Australian animators are as busy as bees
‘Maya the Bee 3: The Golden Orb.’
While most live-action production has shutdown, an army of more than 250 animators from Flying Bark Productions are working remotely across Sydney and in other states on a TV series and two feature films.
The production company owned by Belgium-based Studio 100 delivered the 100% Wolf feature to Universal Pictures at the end of last year and is working on the eponymous series which will premiere on the ABC and Germany’s Super RTL after the film is released in cinemas.
Flying Bark is doing the service work on two other features, Maya The Bee 3 – The Golden Orb and Mia & Me – The Hero of Centopia, both co-productions between Brian Rosen and Su Armstrong’s Studio B Animation and Studio 100 Media.
“This is a terribly challenging time for everyone in the screen industry; however we are fortunate to be able to relocate our business to a remote pipeline, albeit an incredibly complicated logistical exercise,” Barbara Stephen, Flying Bark Productions MD and CEO of content, Studio 100 International, tells IF.
“Both parts of our business – independent production and animation services – are continuing. Our co-production models do present obstacles as we are reliant on a few companies to be effective in their own remote setups while adhering with their governments’ instructions, which are of course changing all the time.
“Nothing has ground to a halt to date so we are feeling hopeful all our teams can continue work. Studio 100, our broadcast partners and clients from around the world have been extremely supportive in our efforts to maintain a workflow, without which we couldn’t have saved these jobs.”
Flying Bark is looking to hire several new creative roles and by the end of this year expects its Sydney office to grow to 300.

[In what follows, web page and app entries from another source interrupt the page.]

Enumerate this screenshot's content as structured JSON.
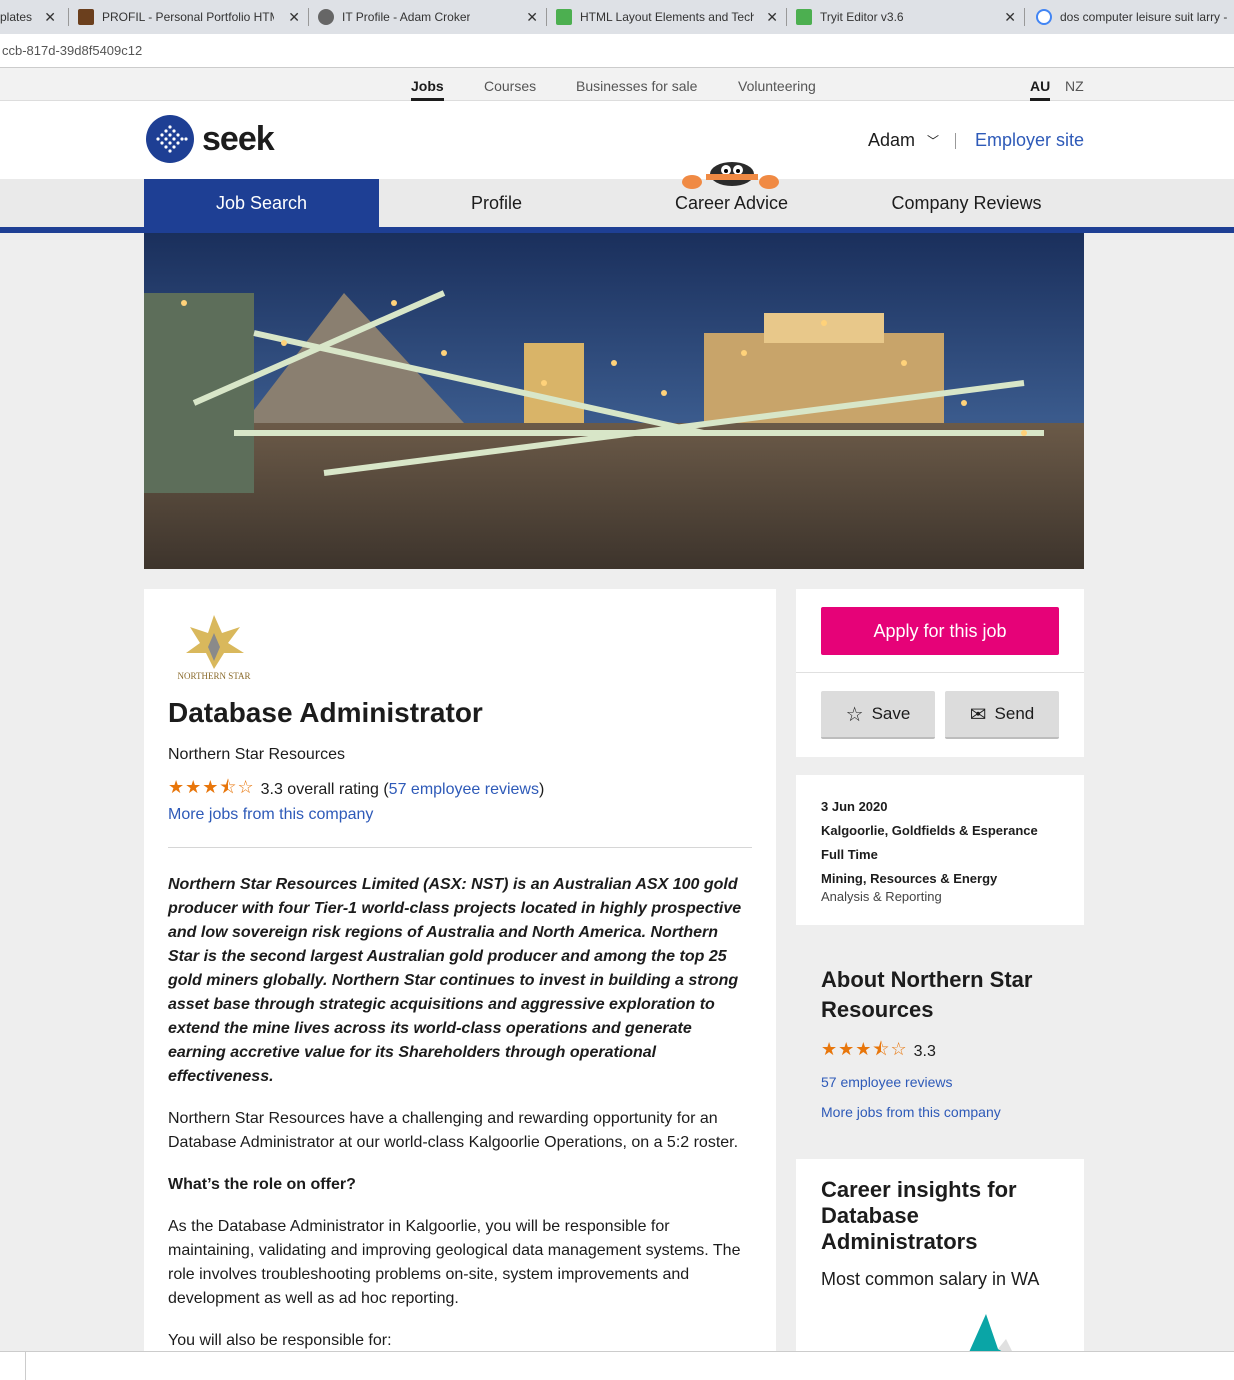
{
  "browser": {
    "tabs": [
      {
        "title": "plates",
        "favicon_color": "#ffffff"
      },
      {
        "title": "PROFIL - Personal Portfolio HTML",
        "favicon_color": "#6b3f1d"
      },
      {
        "title": "IT Profile - Adam Croker",
        "favicon_color": "#666666"
      },
      {
        "title": "HTML Layout Elements and Techn",
        "favicon_color": "#4caf50"
      },
      {
        "title": "Tryit Editor v3.6",
        "favicon_color": "#4caf50"
      },
      {
        "title": "dos computer leisure suit larry -",
        "favicon_color": "#4285f4"
      }
    ],
    "url": "ccb-817d-39d8f5409c12"
  },
  "topnav": {
    "items": [
      "Jobs",
      "Courses",
      "Businesses for sale",
      "Volunteering"
    ],
    "regions": [
      "AU",
      "NZ"
    ]
  },
  "header": {
    "brand": "seek",
    "user": "Adam",
    "employer_link": "Employer site"
  },
  "mainnav": {
    "items": [
      "Job Search",
      "Profile",
      "Career Advice",
      "Company Reviews"
    ]
  },
  "job": {
    "logo_text": "NORTHERN STAR",
    "title": "Database Administrator",
    "company": "Northern Star Resources",
    "rating": "3.3",
    "rating_suffix": "overall rating (",
    "reviews_link": "57 employee reviews",
    "rating_close": ")",
    "more_jobs": "More jobs from this company",
    "intro": "Northern Star Resources Limited (ASX: NST) is an Australian ASX 100 gold producer with four Tier-1 world-class projects located in highly prospective and low sovereign risk regions of Australia and North America. Northern Star is the second largest Australian gold producer and among the top 25 gold miners globally. Northern Star continues to invest in building a strong asset base through strategic acquisitions and aggressive exploration to extend the mine lives across its world-class operations and generate earning accretive value for its Shareholders through operational effectiveness.",
    "para1": "Northern Star Resources have a challenging and rewarding opportunity for an Database Administrator at our world-class Kalgoorlie Operations, on a 5:2 roster.",
    "heading1": "What’s the role on offer?",
    "para2": "As the Database Administrator in Kalgoorlie, you will be responsible for maintaining, validating and improving geological data management systems. The role involves troubleshooting problems on-site, system improvements and development as well as ad hoc reporting.",
    "para3": "You will also be responsible for:"
  },
  "actions": {
    "apply": "Apply for this job",
    "save": "Save",
    "send": "Send"
  },
  "details": {
    "date": "3 Jun 2020",
    "location": "Kalgoorlie, Goldfields & Esperance",
    "work_type": "Full Time",
    "classification": "Mining, Resources & Energy",
    "subclassification": "Analysis & Reporting"
  },
  "about": {
    "title": "About Northern Star Resources",
    "rating": "3.3",
    "reviews_link": "57 employee reviews",
    "more_jobs": "More jobs from this company"
  },
  "insights": {
    "title": "Career insights for Database Administrators",
    "salary_label": "Most common salary in WA"
  },
  "colors": {
    "brand_blue": "#1e3f94",
    "apply_pink": "#e60278",
    "link_blue": "#2e5ab8",
    "star_orange": "#e8760b"
  }
}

‘100% Wolf’ TV series.
Its new Los Angeles-based studio headed by chief creative director Ian Graham continues to expand, although the team there is in lock-down.
Rosen tells IF: “Our animated films with Studio B are still in production with everyone working from home and sending into the mainframe for the director to review and give notes. All that takes a bit longer, but at least we are still going.”
Produced by Studio B Animation’s Tracy Lenon and directed by Noel Cleary, Maya the Bee 3: The Golden Orb is scripted by Fin Edquist, adapted from a German novel by Waldemar Bonsels published in 1912.
The stories revolve around the bee named Maya and her friends Willy the bee, Flip the grasshopper, her teacher Mrs. Cassandra and myriad other insects and creatures, and follow Maya’s development from an adventurous youngster to a responsible adult member of bee society.
The first film in the franchise was a hit in Europe, grossing more than $40 million and selling 1.2 million tickets in France and 860,000 in Germany.
Directed by Adam Gunn, Mia & Me – The Hero of Centopia is a three way co-production with Studio B Animation, Studio 100 and Studio 56 in India.
Based on an original story by Fin Edquist, Tess Meyer and Germany’s Gerhard Hahn, the plot follows Mia, a teenager who, following the death of her parents, is given a game made by her father: A big book called The Legend of Centopia. Inside is magical runic writing and a password, which read backwards, allows Mia to travel to the magical world of Centopia.
Rosen and Armstrong are also developing a feature based on Morris Gleitzman’s young adult book Two Weeks With The Queen, which has sold more than 1 million copies and has been staged as a play by the Sydney Theatre Company, the National Theatre in the UK and in the US, Japan and New Zealand.
The protagonist is 12-year-old Colin, who is on a mission: He wants to speak to the Queen about his brother Luke, who has cancer. Cousin Alistair would like to help but stress brings on his dandruff, so Colin unlocks the back door and heads out alone.
“It has an international following and has been on the school reading list here in Australia for over 20 years,” says Rosen.